Find every line below where the word "label" occurs, then give how many you found and nothing else.

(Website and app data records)
******************************

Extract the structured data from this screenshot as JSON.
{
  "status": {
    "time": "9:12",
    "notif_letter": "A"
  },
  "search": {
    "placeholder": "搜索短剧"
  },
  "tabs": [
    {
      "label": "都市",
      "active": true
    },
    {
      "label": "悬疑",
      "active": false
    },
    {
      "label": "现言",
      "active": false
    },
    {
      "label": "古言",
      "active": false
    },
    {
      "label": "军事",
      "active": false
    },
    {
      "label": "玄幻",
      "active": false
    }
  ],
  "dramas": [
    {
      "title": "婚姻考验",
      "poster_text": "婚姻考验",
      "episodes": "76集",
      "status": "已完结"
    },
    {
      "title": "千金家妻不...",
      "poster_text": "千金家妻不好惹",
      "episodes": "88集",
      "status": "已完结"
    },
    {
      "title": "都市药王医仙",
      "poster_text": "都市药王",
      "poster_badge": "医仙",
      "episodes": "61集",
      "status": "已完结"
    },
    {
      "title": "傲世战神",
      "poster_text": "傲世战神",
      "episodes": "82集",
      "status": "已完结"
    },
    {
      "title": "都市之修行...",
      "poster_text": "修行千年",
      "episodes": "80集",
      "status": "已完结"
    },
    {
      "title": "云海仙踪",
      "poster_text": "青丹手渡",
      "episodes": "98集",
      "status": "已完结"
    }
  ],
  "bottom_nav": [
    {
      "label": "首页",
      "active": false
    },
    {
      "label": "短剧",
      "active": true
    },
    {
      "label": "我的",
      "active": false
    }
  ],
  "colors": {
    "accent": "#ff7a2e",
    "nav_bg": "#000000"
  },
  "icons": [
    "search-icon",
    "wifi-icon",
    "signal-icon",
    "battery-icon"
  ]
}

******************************

> _EXERCISE RESPONSE_: 9